Carson and Zander murmured in agreement, but Vivi scowled and backed away from them. With a slight sweep of her hand, she turned all the purple blooms black again and crouched to gather some in a bouquet. She presented them to Zander with a mocking smile. Instead of taking them, the Seelie male snapped his fingers and the flowers disintegrated in her hand.
“Don’t be too impressed with yourself because of your little parlor trick,” he said to Vivi. “Any of us could change the colors of the flowers. In fact, any of us could create the entire circle on our own. The difficult part of this is creating something with the four of us merging our powers together. It’s the combination that matters. We have to be in harmony in order to accomplish tasks together.”
The reason they were attempting to obtain the Power of Five was the level of power it would bring them. If a full-blooded group of fae obtained the Power of Five, they could do anything. Bring down planes, build a skyscraper in a day, make an entire neighborhood disappear, really anything they set their minds to. Of course, the fae knew not to mess with humans on such a grand scale.
But for a group of Halflings to obtain the Power of Five meant great respect from the Faerie world. They couldn’t do quite as much as a full-blooded Power of Five could, but if records were correct, a halfling Power of Five could do more than any individual fae could.
The Seelie and Unseelie Queens could use them to keep the rebels at bay. The Power of Five could be harnessed to defend the Faerie Courts, or any large group the courts deemed worthy of protection. They could also be used as a weapon against their enemies.
Vivi didn’t want to hear it. She still believed Luna’s plan to be woefully childish, and that it offered no real benefit as they worked on their abilities. Creating Faerie circles was something the halflings learned before puberty. A very basic skill, it was a common feature of playtime for the young of their kind. The challenge came when trying to do it as a group. Just the temperaments of such different people working together rendered the task almost impossible.
“It’s a huge achievement that we were even able to do this to begin with,” Luna said. “We need to keep practicing so we can get better at it.”
Zander moved to stand between Luna and Vivi. “Look, we all know these tricks are child’s play. The difficulty comes in merging our powers together. That’s what the Power of Five is all about. If we can learn to work together in harmony, we will be unstoppable and can do anything we want.”

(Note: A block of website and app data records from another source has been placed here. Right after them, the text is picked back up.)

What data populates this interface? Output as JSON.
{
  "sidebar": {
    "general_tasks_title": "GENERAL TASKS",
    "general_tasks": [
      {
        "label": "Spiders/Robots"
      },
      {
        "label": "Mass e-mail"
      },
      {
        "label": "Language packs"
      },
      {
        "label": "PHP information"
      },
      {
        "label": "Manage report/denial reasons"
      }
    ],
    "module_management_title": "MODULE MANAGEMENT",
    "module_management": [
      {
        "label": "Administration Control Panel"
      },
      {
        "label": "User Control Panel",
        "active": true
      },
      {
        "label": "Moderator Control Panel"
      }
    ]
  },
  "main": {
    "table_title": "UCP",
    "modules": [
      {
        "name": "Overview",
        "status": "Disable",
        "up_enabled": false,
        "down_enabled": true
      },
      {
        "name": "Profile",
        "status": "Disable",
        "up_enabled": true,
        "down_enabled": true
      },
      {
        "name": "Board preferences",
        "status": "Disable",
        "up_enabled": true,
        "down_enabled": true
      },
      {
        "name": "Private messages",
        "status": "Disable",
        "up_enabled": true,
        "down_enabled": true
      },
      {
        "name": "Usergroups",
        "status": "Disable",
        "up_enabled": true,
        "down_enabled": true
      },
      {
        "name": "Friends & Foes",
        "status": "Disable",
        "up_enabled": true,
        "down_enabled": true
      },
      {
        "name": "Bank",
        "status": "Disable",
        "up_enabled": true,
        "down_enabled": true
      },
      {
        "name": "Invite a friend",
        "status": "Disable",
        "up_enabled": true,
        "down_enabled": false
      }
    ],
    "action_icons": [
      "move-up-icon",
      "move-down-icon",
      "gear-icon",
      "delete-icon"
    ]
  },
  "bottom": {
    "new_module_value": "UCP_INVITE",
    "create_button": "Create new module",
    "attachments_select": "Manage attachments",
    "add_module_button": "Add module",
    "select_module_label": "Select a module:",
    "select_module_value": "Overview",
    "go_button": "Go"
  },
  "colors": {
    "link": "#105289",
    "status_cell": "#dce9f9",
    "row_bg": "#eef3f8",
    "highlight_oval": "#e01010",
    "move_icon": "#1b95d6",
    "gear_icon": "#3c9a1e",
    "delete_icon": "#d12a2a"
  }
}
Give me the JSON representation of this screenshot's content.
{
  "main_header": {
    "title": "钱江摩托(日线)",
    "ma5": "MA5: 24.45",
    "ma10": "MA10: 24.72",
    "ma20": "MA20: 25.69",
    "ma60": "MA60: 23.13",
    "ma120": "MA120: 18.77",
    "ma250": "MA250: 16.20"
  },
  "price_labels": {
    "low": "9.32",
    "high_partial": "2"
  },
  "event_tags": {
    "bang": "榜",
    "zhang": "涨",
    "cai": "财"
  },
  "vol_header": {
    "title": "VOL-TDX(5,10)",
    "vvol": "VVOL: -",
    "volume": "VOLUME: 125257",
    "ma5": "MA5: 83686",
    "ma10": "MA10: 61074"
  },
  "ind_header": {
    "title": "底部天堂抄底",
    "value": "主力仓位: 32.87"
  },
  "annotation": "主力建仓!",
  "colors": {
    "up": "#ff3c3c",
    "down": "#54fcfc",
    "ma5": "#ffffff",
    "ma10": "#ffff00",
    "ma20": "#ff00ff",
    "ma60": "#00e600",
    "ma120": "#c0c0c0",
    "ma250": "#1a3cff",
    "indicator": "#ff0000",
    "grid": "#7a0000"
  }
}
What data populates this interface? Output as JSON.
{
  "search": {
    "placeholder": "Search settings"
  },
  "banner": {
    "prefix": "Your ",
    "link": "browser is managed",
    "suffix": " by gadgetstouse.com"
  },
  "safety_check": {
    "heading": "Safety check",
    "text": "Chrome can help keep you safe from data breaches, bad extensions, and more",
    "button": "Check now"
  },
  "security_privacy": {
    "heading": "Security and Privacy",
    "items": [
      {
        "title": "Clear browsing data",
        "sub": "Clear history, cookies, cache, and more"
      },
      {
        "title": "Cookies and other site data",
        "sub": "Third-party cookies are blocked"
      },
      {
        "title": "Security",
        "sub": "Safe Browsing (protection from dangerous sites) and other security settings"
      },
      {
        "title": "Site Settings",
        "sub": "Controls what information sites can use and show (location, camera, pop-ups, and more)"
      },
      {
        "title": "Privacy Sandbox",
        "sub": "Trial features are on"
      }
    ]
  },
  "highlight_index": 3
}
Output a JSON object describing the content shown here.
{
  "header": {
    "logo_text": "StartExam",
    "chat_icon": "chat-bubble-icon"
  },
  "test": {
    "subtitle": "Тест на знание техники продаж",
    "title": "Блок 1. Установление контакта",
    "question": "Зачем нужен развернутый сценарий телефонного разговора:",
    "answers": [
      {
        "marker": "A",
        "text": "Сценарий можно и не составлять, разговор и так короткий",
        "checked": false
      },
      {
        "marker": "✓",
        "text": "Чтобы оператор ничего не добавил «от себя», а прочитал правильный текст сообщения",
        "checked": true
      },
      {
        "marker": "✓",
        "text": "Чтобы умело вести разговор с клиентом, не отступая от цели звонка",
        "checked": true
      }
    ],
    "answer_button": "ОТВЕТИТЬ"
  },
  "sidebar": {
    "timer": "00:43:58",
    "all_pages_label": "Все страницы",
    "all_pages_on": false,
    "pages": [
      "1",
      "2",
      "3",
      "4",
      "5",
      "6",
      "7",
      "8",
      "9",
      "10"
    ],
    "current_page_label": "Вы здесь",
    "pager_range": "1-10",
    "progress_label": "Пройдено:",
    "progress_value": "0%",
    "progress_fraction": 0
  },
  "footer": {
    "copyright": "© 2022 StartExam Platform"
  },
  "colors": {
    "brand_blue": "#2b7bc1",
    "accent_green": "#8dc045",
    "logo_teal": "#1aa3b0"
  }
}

“No,” Vivi said. “I’m done. We’ve been out here for hours, and I’ve had my fill of silly flowers. I want to leave.” Sometimes, she even wondered why they were trying. Sure, if she was one of the Five, she’d get her dream job, or rather her father’s dream of what her job should be. But she was beginning to understand that her father would never show her any love. He was using her to advance his own status, exactly like most fae parents did with any of their children.
It wouldn’t matter if she was one of the most powerful halfling fae in the world. She still wouldn’t be worthy of his love.
Grab your copy via pre-order now and be one of the first ones to experience the entire trilogy in one giant boxed set the moment it goes live May 17!
Also, come back on May 7th for the next snippet!